I fear that the fuel that flames in us now will burn out, and its ash will leave us smothered before our fire catches on to sturdier logs.
I fear that over the staffroom tea machine I would recognise no trace of the sparks that are in me now, and I fear that I will burn alone as I watch the blazes in those around me be smothered.
I fear I will straighten out and live orderly between the lines, and I fear my scrawled life will never become intelligible.
I fear that I will grow small in fear of the storm and I fear that I will grow weedy and weak and be flattened as the gusts grow stronger.
I fear that I will find myself rolling without brakes to an unknown destination and I fear that I will wander in the woods so long that when I find a path I will have no strength to follow it.
I fear that I will bury down into my microclimate, and I fear I will grow no roots as the topsoil all around me washes away.
I fear to hope that we will be the fungi, the mycorrhizal network which helps the tree grow strong in the cracks, that our scars will make our knuckles stronger, that when our flames die down we will rekindle them, that our ash shall be fertile, that we shall flourish before we rot, and then we shall shoot up again, and that together we shall make our paths to the destinations we will create, and our roots shall mesh together a habitat where we and all who join us can flourish.
I fear that I will lose hope, and I hope I will not lose my fear.
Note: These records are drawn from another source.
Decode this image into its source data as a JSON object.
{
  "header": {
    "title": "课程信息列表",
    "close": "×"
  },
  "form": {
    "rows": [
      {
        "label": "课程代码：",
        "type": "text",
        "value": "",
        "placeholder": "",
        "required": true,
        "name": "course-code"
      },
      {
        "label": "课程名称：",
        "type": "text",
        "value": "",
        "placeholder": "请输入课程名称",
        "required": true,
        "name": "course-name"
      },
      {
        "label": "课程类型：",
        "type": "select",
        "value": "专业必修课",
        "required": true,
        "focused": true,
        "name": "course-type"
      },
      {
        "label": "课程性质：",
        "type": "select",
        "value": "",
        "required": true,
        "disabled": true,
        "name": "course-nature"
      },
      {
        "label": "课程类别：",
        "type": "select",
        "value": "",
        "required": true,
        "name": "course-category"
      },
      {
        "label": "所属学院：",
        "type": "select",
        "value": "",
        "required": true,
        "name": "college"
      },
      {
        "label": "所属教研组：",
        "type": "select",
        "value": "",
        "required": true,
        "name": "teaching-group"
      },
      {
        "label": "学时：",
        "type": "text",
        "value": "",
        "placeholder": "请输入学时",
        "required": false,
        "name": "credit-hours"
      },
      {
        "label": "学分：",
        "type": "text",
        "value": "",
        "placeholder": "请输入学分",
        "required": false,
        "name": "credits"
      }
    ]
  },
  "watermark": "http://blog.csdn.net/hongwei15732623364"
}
edited and pulled together from rediscovered jottings from a year ago that emerged from a workshop at The Spark, a week of workshops for social change which will be running again next week. in these precarious times, sitting with fear, and accepting it as a flipside of hope is something I neglect too long, and then rediscover, and feel refreshed.